Fromista is...., what to say about Fromista? It isn´t big. It´s spread out. It´s as hot and dusty as the Meseta (well, obviously). It has the most perfect example of romanesque church building in Europe! (see very first picture) I´m taking so many pictures of the in- and outside of churches that I´ll be able to publish a book about churches soon......... But they´re all SO fascinating! This one (St. Martin) has also incredibly beautiful carvings at the top of the columns, otherwise is the church quite bare inside, but bright because of the light sandstone. There´s also a church called St. Pedro in Fromista, from the 15th century. Which looks..... weird, to put it mildly. A mixture of styles, half falling down, half strangely repaired, not fitting together, but you just can´t take your eyes from it. Inside it´s definitely 15th century and quite beautiful, with a little museum to boast. And did I ever mention the storchs?!!! Northern Spain is a paradise for birds, and on every churchtower are at least TWO nest of storchs!! So lovely! And I hear cookoos all the time while walking!
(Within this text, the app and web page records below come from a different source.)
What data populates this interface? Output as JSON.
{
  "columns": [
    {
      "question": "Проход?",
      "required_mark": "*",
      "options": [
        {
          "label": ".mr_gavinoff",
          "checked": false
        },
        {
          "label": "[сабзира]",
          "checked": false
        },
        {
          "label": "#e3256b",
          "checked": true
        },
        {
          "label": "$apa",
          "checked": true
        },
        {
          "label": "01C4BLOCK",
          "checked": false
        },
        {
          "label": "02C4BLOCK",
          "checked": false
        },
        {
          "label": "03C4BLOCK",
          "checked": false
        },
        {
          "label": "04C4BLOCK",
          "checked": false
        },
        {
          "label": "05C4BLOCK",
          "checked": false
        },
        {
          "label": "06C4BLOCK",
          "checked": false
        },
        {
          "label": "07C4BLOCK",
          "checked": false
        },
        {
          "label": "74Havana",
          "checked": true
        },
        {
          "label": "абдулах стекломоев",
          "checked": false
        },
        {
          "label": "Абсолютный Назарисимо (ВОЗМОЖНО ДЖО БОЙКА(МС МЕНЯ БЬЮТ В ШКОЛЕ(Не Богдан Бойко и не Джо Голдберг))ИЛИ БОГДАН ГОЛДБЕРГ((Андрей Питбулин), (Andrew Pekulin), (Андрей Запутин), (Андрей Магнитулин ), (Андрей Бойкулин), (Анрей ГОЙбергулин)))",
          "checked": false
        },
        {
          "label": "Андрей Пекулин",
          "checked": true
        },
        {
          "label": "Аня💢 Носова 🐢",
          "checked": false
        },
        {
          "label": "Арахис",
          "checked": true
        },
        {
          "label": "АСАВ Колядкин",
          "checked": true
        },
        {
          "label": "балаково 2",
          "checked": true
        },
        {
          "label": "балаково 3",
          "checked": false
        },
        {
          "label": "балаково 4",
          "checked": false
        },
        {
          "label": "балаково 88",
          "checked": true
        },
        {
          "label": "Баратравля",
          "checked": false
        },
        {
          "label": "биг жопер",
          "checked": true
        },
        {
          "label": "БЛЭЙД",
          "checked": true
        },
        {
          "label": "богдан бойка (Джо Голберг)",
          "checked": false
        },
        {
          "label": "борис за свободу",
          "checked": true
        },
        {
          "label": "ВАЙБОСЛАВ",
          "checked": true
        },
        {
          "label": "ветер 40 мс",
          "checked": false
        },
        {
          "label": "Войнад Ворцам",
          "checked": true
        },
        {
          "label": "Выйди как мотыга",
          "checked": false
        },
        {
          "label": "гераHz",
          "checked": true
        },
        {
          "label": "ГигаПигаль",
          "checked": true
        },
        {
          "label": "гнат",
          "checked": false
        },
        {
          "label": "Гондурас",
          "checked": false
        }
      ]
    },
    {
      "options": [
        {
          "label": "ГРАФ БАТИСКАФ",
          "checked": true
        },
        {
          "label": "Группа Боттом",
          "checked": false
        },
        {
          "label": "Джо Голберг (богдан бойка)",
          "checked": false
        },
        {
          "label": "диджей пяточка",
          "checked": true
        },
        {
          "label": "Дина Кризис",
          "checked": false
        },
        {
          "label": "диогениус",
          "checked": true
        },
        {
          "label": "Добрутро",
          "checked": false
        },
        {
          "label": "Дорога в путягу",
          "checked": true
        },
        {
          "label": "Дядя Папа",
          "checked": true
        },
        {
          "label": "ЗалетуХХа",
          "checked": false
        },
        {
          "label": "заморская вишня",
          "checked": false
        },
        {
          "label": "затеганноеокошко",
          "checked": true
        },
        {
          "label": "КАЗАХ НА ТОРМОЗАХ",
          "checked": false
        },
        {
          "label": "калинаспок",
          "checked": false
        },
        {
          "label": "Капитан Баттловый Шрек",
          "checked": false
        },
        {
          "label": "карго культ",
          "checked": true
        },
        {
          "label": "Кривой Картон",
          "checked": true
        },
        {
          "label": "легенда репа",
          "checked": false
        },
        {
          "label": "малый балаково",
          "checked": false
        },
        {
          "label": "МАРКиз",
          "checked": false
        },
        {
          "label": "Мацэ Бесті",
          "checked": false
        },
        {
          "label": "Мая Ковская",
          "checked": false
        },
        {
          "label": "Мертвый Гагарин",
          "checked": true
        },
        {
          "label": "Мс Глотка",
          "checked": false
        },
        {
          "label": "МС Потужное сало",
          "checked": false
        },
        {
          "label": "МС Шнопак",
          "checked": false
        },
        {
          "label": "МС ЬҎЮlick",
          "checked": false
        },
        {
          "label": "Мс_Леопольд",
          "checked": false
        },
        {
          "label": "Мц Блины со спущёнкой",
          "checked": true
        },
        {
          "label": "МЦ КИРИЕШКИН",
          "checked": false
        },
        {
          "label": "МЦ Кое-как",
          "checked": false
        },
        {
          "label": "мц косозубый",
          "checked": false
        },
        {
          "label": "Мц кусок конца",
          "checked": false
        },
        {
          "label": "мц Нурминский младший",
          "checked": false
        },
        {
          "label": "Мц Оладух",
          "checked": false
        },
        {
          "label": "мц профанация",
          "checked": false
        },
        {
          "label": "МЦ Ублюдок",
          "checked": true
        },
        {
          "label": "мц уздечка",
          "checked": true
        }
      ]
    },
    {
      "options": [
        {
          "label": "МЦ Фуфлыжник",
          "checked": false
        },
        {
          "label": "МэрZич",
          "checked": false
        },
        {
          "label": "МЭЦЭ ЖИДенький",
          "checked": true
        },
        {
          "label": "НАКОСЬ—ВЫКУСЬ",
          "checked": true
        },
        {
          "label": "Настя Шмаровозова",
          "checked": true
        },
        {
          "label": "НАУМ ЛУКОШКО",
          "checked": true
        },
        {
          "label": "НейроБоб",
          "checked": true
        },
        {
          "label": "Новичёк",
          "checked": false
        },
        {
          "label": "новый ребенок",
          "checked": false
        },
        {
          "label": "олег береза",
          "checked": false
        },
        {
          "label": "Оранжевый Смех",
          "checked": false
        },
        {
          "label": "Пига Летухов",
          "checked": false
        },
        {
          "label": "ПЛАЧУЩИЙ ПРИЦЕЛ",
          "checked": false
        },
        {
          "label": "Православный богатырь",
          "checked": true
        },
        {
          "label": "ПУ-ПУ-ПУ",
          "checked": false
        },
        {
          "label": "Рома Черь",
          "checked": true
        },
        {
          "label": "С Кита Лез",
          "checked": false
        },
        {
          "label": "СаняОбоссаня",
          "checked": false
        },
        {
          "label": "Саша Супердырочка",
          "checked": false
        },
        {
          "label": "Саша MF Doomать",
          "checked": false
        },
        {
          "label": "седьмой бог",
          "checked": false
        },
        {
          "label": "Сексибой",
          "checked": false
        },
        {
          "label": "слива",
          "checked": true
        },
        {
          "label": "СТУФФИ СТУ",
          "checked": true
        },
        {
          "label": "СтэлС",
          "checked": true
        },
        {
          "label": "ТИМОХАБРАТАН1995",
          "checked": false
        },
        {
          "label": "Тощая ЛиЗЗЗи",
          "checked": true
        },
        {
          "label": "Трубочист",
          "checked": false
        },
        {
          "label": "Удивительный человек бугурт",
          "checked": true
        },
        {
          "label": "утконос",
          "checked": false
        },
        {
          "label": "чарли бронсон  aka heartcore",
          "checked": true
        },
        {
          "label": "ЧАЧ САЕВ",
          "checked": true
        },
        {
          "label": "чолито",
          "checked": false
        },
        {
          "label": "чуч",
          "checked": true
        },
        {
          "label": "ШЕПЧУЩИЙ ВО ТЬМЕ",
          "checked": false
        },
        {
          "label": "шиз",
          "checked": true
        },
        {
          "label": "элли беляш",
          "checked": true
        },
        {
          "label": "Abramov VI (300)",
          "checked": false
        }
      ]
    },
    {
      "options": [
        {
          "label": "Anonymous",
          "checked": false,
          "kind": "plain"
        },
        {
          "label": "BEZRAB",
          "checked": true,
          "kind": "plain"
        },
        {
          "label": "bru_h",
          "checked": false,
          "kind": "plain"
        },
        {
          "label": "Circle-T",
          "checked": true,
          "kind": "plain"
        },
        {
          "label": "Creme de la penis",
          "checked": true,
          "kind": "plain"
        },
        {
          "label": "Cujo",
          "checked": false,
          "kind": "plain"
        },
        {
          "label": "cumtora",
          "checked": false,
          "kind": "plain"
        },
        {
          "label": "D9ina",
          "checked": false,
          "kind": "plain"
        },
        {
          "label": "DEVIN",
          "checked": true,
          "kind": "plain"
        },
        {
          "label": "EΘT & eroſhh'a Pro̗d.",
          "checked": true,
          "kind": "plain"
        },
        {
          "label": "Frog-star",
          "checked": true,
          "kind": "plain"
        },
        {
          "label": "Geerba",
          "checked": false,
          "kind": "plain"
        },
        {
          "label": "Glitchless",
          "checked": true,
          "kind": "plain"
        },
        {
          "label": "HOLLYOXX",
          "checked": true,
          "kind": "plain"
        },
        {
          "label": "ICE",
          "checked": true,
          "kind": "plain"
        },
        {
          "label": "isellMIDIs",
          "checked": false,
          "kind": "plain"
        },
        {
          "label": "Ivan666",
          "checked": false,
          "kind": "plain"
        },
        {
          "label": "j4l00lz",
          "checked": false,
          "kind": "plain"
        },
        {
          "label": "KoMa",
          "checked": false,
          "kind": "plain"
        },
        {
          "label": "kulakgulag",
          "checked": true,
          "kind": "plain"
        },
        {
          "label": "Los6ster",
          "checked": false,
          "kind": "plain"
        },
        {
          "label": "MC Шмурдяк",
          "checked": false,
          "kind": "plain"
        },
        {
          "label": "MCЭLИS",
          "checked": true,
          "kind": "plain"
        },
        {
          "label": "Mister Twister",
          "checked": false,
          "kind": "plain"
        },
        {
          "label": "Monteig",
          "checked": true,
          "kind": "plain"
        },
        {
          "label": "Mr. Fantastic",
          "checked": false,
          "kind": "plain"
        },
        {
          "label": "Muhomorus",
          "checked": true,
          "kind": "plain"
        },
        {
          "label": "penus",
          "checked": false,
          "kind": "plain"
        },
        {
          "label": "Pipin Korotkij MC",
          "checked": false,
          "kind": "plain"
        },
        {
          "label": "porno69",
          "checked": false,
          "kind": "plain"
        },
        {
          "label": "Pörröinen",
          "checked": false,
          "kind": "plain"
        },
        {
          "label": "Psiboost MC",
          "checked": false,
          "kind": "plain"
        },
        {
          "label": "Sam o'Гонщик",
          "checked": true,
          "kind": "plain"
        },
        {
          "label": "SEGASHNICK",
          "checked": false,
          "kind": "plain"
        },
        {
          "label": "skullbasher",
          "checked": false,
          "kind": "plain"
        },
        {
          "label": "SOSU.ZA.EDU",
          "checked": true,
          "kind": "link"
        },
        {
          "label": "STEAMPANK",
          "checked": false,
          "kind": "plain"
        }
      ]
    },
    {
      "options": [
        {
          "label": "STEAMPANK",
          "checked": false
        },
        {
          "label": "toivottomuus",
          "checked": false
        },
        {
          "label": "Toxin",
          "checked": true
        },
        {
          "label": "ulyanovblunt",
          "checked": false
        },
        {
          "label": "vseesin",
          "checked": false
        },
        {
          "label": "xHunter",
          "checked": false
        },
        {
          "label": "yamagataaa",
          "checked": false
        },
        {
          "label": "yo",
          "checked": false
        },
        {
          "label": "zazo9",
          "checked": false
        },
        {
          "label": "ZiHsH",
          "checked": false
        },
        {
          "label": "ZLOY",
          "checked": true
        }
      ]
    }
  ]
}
Now quickly back to Fromista: it also has a good few bars, and one of them got the better of me last night. Not wanting to have a full meal I opted for 3 tapas and a glass of wine - 16 Euros!!!! (to compare: in Burgos I ate tapas all night long, plus loads of wine and internet:15 Euros. I was so dumbfounded that I didn´t even complain. But from know on I will - "¡No soy loca!" Until whenever!! XX